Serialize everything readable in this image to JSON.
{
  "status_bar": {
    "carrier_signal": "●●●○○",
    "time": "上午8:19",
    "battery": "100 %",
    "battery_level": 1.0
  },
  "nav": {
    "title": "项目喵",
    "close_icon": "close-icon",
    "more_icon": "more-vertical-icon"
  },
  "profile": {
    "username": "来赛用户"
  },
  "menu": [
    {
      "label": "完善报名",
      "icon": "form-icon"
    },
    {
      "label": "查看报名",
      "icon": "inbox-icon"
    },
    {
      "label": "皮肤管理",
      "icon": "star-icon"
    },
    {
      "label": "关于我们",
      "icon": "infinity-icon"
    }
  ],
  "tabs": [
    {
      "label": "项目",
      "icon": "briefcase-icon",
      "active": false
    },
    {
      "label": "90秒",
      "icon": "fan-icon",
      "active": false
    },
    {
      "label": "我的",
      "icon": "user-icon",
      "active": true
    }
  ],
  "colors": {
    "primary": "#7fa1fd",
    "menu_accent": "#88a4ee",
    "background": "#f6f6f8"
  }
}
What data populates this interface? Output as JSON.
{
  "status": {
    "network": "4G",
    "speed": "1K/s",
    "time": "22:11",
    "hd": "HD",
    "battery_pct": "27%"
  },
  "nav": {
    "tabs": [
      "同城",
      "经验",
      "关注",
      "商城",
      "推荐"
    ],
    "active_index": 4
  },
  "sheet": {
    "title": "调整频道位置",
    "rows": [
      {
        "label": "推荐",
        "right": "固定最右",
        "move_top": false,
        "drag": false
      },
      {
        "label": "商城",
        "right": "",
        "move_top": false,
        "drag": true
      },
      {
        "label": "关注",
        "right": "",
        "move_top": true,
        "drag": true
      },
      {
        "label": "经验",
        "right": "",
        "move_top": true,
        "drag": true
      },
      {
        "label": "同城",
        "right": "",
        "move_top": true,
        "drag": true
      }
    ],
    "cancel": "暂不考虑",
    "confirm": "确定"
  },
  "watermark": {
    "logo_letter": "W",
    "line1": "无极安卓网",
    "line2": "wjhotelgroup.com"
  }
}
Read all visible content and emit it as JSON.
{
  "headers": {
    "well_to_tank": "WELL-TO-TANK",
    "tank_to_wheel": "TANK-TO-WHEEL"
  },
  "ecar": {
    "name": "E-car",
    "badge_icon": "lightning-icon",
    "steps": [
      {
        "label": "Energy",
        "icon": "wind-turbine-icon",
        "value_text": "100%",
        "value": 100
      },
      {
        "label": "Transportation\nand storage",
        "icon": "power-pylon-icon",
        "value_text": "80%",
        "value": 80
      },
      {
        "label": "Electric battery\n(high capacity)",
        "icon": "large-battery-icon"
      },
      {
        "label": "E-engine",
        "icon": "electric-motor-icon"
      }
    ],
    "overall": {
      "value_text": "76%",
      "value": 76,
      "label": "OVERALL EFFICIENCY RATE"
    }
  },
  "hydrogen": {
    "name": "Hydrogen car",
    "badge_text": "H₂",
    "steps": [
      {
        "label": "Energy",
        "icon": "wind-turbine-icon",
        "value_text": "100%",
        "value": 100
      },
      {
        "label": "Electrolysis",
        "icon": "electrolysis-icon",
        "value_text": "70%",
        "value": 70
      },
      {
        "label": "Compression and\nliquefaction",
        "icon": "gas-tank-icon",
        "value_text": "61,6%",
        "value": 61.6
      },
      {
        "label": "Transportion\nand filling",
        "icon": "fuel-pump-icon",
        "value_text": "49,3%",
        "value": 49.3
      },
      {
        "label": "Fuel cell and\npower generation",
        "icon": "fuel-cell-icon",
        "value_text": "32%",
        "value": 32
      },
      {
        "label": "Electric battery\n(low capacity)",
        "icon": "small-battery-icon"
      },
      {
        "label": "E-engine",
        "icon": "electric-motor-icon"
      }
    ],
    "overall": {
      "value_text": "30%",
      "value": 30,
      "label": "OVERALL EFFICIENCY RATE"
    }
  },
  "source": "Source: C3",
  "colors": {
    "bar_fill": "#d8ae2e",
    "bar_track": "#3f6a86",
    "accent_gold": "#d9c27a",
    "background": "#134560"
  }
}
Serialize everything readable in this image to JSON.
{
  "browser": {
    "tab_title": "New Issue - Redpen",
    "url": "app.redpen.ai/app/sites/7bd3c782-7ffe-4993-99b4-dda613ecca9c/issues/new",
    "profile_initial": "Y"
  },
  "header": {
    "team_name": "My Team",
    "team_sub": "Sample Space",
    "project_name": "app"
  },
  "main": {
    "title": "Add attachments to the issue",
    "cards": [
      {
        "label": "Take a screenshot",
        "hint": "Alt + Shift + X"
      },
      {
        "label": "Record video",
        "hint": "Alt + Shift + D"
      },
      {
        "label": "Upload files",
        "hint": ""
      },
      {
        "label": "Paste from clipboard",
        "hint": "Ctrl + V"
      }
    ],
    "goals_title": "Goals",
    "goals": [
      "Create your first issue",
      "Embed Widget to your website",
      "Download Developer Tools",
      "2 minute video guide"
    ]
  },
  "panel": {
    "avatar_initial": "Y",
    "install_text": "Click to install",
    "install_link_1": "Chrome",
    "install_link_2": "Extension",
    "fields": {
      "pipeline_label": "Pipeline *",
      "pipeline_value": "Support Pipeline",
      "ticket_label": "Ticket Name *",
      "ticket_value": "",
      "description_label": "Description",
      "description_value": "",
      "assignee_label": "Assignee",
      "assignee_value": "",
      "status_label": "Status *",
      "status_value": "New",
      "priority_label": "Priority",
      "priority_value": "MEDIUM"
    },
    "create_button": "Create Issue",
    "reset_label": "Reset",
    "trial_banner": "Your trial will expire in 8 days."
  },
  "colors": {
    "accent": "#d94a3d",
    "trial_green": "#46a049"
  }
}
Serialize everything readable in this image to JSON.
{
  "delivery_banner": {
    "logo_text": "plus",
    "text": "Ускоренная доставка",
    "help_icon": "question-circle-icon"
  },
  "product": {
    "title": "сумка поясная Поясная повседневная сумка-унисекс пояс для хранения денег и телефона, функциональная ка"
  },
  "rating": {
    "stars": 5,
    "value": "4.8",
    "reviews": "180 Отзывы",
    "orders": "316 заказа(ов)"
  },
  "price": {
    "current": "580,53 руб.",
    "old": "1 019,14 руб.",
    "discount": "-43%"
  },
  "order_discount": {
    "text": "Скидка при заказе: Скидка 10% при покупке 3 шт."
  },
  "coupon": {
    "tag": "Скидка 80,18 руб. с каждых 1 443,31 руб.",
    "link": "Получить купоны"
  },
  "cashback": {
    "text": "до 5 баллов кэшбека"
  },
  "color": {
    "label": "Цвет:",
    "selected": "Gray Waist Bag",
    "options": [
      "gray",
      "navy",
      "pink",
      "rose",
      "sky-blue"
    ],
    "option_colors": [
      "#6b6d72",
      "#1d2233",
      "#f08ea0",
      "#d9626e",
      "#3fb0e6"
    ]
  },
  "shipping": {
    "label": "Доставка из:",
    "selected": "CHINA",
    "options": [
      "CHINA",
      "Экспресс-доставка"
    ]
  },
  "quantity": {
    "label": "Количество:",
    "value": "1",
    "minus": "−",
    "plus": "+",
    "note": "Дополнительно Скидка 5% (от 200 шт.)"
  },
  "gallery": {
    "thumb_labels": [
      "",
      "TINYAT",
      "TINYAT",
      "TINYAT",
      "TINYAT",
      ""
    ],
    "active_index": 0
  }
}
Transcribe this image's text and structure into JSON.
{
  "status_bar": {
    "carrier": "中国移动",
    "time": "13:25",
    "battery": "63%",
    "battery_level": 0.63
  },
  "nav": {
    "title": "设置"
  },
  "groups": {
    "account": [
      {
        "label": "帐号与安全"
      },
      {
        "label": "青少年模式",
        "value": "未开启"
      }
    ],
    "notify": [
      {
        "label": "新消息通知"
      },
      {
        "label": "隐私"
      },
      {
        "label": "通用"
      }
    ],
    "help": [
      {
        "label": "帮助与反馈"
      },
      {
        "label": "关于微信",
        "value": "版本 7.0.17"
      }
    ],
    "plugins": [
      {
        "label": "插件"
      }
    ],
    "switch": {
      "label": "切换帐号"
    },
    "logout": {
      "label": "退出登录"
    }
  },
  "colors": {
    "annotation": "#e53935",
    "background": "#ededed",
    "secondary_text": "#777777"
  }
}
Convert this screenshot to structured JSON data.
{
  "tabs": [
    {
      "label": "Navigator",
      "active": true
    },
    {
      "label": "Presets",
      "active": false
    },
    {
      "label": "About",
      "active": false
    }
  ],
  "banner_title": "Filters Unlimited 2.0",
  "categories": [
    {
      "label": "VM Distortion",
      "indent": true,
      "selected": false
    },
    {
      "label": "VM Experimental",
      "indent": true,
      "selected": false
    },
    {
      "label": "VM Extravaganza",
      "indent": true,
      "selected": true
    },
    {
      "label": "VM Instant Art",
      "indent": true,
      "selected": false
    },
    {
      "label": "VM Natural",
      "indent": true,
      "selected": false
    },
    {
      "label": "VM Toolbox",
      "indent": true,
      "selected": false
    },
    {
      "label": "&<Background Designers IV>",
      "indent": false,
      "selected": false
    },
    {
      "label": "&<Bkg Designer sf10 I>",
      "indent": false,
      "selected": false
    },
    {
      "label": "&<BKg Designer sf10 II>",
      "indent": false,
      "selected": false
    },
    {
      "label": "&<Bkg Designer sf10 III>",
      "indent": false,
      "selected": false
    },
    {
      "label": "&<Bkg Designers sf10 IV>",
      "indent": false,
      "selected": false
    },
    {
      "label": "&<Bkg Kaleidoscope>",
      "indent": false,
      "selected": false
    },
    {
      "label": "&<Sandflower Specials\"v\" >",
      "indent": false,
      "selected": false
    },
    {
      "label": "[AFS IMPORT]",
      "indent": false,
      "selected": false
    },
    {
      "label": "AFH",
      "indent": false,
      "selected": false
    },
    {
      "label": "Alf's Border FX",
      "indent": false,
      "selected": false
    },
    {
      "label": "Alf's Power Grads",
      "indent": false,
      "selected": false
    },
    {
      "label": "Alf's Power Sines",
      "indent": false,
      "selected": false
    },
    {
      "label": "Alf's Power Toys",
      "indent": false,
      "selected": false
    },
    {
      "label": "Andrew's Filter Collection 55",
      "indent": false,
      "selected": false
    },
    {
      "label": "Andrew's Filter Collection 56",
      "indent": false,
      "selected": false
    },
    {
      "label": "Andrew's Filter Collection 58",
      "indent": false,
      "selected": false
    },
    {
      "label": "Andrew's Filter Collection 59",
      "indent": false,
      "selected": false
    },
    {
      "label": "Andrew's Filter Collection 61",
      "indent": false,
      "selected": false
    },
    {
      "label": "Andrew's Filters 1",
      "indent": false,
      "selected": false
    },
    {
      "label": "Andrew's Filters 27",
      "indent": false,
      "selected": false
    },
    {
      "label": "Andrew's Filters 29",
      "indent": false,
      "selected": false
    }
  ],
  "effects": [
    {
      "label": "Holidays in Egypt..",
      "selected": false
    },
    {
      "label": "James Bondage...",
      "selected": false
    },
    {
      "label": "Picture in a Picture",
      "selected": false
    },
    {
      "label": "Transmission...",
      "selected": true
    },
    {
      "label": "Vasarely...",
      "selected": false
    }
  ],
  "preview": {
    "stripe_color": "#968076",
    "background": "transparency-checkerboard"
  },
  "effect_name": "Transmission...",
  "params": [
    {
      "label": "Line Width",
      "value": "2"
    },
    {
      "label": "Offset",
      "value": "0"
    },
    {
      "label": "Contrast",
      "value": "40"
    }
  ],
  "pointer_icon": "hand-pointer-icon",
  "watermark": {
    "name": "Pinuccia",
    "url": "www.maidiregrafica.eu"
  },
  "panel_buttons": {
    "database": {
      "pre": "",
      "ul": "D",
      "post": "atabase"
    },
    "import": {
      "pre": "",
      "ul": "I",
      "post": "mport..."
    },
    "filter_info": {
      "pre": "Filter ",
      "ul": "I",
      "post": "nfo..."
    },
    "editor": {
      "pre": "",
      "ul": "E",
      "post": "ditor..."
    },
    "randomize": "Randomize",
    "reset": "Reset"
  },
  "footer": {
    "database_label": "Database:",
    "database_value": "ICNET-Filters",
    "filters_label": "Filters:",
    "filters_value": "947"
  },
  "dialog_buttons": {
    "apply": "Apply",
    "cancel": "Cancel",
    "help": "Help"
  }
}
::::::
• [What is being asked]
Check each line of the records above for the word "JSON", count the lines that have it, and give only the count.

• [Exercise answer]
7